* Problem statement: Tally up the lines below that contain the word "glyph" and give the total alone.

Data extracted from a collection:
»»

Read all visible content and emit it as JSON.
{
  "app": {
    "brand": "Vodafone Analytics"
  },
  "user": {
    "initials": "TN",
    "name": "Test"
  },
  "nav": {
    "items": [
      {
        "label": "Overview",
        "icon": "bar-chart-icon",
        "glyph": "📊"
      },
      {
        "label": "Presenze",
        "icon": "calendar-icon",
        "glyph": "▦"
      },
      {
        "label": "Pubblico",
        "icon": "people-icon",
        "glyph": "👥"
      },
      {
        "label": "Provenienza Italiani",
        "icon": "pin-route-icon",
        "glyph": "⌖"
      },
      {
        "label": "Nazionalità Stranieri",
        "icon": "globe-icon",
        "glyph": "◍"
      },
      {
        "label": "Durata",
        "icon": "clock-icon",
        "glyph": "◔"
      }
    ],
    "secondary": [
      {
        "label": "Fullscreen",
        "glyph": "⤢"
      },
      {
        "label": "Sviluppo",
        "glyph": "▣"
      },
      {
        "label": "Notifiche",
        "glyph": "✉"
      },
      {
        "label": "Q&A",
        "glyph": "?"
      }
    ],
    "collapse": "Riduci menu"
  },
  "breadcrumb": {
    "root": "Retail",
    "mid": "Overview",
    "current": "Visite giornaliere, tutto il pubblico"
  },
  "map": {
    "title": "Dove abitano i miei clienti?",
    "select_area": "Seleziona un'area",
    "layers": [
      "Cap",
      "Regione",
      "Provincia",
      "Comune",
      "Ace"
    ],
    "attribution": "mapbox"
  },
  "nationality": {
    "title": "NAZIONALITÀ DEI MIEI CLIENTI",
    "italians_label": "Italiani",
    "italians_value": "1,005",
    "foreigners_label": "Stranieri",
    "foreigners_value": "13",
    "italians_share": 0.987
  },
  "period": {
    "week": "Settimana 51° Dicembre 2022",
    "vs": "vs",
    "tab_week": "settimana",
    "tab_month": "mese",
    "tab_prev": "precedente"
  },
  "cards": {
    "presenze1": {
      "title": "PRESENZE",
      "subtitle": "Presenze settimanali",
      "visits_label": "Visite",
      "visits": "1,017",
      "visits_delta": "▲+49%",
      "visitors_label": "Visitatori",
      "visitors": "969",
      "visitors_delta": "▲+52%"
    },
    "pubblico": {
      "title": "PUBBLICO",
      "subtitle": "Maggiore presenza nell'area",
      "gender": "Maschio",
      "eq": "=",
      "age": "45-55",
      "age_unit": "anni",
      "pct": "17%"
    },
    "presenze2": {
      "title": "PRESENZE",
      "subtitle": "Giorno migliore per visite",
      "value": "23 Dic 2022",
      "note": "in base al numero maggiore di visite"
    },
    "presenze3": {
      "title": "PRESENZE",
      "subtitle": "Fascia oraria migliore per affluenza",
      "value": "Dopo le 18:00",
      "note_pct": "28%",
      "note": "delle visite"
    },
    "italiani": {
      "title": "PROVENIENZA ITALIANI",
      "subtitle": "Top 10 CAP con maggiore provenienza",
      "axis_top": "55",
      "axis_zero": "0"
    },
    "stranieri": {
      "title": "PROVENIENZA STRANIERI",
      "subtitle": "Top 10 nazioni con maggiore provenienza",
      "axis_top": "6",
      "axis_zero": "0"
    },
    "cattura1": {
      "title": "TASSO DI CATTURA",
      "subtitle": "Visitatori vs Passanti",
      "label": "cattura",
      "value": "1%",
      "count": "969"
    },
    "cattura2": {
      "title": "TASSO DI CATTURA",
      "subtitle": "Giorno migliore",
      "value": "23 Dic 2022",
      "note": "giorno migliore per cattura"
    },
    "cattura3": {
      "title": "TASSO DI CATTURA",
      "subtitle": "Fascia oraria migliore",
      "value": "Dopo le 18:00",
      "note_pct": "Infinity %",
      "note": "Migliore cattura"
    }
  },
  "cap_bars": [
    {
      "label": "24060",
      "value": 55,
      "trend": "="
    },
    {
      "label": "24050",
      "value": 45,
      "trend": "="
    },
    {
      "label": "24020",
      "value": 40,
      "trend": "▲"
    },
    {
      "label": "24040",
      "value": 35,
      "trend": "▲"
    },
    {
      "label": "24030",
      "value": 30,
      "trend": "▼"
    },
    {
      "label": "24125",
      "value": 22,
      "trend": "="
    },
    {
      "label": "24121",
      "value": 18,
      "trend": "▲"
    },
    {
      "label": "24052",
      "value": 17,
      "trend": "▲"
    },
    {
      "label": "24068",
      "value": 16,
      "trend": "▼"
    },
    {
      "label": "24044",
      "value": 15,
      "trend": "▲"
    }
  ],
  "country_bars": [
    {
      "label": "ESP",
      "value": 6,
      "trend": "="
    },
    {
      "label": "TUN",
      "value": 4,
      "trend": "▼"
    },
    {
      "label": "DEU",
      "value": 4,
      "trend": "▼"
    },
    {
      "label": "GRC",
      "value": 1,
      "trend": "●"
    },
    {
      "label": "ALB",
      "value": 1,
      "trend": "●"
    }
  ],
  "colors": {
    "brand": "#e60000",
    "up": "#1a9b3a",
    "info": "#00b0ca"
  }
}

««
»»

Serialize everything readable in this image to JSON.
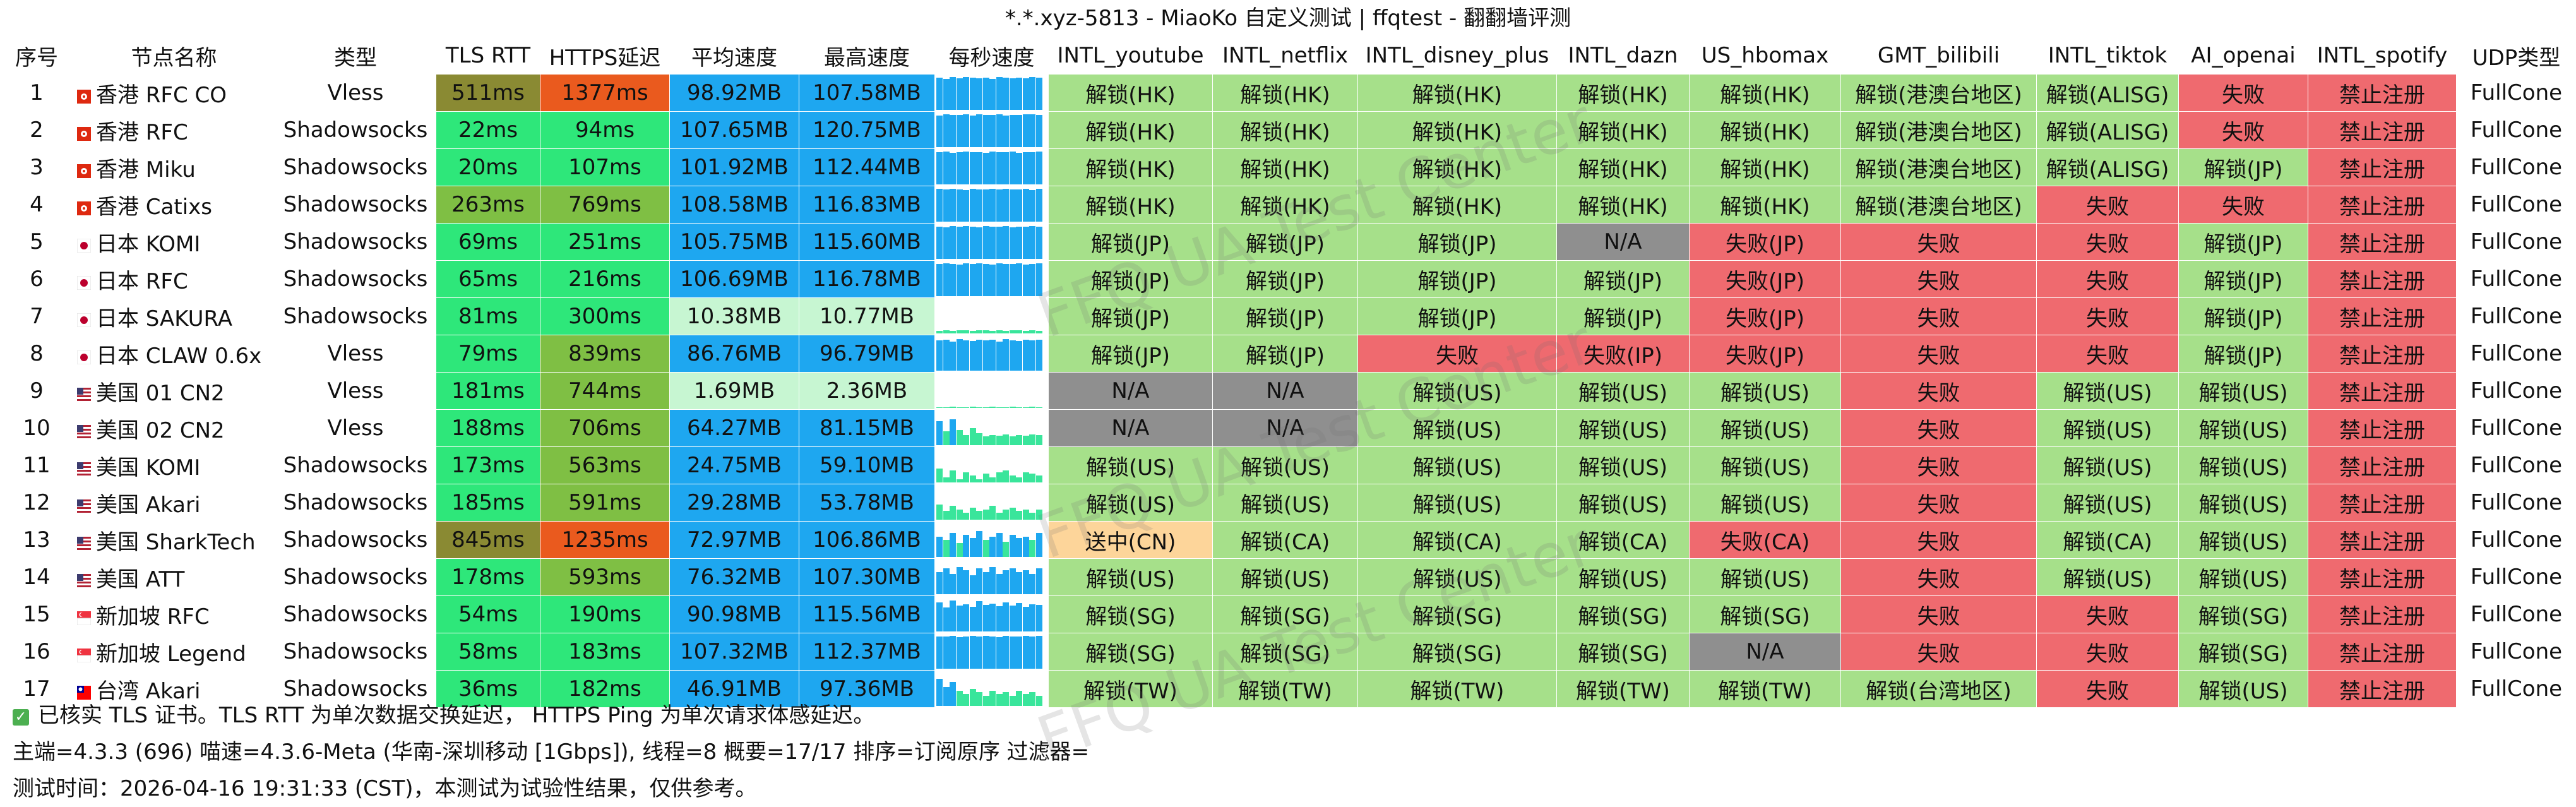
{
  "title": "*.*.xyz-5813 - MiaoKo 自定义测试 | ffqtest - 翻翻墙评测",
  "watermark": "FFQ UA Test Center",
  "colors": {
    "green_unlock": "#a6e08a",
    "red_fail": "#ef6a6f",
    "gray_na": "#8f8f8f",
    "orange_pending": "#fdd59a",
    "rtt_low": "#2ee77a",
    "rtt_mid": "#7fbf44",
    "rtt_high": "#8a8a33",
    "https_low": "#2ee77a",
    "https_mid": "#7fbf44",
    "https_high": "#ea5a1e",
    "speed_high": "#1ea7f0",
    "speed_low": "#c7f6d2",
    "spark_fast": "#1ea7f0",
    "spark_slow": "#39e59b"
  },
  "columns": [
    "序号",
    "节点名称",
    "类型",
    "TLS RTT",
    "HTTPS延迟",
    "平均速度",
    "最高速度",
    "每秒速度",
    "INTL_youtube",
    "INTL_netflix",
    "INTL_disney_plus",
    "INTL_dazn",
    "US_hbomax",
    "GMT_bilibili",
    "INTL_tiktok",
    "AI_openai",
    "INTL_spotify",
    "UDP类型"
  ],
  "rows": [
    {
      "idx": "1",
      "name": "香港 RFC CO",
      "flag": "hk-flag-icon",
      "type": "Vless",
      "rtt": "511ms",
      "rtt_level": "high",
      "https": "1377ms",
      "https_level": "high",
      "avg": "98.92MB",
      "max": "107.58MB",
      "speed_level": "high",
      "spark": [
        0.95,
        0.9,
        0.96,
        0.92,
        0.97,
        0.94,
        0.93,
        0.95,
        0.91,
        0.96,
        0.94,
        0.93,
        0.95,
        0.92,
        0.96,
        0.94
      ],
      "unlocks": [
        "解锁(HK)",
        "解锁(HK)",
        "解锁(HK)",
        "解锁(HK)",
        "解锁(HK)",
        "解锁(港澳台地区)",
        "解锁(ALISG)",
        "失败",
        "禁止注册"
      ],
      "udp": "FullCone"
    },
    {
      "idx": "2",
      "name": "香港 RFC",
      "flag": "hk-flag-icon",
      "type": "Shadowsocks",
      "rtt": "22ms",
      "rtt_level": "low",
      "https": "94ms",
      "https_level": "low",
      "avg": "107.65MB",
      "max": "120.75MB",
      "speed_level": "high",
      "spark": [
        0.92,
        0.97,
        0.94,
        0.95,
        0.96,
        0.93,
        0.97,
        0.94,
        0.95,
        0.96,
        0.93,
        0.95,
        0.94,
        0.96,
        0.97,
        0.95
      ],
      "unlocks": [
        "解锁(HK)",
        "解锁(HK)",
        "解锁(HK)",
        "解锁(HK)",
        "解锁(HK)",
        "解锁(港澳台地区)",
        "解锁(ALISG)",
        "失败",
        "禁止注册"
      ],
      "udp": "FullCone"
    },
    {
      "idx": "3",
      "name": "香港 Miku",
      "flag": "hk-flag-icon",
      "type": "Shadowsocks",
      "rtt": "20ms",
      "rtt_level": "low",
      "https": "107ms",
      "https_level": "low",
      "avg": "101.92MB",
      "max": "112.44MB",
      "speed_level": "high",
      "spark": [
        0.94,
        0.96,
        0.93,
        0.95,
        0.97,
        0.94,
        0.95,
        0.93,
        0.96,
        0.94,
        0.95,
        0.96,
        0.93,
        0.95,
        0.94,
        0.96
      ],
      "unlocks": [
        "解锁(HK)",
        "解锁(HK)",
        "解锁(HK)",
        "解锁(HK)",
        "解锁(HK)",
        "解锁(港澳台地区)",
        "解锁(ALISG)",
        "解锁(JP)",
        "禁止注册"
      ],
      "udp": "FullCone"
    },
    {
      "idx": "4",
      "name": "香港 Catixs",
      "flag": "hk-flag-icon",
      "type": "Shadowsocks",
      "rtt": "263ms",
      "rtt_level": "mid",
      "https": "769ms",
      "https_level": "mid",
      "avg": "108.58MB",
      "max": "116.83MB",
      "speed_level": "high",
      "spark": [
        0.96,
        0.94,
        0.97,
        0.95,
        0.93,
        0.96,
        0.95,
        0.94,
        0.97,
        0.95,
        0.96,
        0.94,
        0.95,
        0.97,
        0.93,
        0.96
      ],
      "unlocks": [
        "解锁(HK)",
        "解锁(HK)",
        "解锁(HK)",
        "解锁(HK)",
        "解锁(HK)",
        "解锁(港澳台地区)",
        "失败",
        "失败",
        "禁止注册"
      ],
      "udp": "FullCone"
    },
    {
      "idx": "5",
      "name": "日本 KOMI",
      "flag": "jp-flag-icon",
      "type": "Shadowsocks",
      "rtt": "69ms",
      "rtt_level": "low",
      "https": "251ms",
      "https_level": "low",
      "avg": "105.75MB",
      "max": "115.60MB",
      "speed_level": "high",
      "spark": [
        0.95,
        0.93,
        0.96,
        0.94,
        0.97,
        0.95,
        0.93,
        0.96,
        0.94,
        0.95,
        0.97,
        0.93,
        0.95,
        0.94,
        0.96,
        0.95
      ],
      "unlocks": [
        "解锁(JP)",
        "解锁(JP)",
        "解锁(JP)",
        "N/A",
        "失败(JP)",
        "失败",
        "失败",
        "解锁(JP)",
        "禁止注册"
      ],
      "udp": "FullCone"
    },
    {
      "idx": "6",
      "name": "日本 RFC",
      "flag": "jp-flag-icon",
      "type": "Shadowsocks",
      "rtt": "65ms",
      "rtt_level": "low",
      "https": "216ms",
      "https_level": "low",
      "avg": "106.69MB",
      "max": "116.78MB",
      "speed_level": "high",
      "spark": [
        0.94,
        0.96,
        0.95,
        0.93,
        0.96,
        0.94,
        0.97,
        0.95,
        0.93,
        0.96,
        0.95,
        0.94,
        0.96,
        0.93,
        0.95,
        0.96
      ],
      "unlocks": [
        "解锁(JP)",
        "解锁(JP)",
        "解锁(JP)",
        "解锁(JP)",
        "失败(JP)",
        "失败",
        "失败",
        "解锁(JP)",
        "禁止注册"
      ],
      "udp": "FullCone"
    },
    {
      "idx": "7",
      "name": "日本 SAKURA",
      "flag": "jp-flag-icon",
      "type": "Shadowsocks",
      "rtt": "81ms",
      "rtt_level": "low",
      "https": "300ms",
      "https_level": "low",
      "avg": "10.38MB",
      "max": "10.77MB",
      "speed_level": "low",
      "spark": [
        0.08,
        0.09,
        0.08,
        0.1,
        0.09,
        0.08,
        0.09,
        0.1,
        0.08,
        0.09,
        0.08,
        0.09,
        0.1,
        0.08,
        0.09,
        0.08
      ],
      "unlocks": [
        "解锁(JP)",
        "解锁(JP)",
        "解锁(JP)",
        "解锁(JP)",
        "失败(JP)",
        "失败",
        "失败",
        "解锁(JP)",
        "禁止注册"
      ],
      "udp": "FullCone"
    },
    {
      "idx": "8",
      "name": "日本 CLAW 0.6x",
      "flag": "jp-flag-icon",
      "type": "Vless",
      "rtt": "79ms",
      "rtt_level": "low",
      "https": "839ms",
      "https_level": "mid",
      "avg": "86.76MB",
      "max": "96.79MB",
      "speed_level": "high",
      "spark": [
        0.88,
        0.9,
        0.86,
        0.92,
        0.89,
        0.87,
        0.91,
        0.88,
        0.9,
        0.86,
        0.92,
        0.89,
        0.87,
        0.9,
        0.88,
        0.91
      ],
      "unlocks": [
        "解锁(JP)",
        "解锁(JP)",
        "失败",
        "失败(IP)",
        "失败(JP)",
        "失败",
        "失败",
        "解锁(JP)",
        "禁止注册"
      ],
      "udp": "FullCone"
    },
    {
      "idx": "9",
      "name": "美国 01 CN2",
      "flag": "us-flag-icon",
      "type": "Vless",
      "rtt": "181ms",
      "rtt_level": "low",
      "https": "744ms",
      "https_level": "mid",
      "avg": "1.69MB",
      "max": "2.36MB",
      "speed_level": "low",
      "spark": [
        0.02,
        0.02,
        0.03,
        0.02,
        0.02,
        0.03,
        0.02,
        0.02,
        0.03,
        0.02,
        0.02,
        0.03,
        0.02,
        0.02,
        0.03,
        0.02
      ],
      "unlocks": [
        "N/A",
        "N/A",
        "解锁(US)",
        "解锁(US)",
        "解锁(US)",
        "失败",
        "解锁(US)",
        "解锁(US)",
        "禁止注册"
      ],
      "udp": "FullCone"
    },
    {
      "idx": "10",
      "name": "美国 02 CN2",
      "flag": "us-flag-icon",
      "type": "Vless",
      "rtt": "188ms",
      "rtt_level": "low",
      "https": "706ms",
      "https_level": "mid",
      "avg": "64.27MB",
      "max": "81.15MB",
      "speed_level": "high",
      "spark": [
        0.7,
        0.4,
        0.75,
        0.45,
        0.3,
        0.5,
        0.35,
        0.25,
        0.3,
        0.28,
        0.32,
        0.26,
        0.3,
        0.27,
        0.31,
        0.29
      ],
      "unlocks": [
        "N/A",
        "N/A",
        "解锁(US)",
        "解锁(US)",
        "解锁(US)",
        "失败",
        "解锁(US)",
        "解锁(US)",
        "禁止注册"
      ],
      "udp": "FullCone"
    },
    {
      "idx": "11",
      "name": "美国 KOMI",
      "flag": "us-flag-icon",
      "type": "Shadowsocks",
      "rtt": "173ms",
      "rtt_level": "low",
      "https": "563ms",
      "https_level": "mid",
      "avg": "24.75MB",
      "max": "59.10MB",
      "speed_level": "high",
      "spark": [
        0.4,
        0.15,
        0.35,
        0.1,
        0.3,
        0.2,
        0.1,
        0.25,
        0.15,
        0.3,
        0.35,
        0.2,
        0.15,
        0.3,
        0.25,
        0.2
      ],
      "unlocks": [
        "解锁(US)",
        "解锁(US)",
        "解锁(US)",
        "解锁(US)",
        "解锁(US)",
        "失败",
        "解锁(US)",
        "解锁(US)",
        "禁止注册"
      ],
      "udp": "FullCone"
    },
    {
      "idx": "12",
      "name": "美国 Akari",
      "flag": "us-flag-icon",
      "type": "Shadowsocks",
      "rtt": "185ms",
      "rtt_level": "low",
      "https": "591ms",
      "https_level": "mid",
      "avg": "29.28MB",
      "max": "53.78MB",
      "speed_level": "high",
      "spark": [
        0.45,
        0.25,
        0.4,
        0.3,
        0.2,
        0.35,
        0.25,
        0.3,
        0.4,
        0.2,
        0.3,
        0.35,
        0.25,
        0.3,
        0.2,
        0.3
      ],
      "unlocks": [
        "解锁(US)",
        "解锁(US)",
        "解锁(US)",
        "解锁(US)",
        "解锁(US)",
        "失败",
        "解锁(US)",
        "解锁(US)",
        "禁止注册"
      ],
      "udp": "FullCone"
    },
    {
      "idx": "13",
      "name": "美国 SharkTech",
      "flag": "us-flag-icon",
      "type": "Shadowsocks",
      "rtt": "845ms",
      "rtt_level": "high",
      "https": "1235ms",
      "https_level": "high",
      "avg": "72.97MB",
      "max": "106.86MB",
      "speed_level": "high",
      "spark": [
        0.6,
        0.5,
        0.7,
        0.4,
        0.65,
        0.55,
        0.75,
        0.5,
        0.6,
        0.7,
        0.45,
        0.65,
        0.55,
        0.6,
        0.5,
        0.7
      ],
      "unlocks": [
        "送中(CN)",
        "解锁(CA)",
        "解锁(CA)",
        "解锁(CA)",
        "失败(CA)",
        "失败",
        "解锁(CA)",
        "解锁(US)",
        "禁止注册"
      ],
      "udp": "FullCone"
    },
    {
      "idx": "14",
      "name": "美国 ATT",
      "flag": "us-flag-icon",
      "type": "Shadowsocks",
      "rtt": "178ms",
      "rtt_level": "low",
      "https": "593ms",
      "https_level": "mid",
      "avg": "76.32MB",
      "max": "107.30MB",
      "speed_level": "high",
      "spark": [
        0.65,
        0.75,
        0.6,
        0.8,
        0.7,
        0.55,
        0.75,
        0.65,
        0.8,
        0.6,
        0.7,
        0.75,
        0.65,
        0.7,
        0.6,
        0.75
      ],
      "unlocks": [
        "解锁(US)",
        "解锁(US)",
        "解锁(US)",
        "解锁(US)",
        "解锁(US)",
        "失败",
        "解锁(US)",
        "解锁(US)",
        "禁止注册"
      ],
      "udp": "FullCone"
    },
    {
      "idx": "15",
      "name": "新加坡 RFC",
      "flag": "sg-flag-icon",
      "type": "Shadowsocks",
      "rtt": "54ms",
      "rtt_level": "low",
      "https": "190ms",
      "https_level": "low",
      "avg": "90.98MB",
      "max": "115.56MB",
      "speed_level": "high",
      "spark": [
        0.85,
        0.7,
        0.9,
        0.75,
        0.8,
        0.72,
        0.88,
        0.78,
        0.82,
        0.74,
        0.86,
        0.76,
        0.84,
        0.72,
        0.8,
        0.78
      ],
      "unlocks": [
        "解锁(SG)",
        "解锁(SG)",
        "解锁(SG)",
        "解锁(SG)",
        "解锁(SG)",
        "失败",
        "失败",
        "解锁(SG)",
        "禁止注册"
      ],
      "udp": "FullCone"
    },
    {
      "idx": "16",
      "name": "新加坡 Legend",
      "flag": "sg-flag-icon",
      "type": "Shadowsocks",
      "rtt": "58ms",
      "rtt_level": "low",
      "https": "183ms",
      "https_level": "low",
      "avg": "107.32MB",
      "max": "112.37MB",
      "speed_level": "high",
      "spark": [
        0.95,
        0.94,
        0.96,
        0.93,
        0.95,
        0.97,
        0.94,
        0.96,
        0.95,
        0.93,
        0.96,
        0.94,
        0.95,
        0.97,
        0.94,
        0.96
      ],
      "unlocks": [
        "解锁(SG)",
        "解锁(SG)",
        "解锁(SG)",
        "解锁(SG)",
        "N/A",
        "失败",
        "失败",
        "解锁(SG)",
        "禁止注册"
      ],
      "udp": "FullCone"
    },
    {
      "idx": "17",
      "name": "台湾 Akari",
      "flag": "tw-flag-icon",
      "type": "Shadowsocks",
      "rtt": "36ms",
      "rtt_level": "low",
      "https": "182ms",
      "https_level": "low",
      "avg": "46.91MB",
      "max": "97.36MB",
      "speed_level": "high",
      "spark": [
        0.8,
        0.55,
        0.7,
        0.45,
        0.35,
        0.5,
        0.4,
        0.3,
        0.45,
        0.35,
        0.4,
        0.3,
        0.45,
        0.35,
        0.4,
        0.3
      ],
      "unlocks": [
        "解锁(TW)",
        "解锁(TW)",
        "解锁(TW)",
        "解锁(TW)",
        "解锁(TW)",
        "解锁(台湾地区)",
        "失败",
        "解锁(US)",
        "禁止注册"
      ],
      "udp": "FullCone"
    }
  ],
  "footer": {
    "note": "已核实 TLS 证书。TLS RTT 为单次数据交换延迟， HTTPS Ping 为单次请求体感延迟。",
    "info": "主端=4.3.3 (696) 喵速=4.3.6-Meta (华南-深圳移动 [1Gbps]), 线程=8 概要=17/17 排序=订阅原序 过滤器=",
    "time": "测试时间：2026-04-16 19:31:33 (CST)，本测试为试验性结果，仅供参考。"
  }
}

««
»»

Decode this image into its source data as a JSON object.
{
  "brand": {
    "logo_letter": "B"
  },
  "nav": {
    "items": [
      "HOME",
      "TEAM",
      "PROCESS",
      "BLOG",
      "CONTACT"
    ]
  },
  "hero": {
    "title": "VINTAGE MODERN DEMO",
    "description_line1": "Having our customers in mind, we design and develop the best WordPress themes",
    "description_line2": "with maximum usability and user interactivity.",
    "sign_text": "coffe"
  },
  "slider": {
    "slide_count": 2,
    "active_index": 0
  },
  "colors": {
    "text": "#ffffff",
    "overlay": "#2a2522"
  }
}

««

* Response below: 10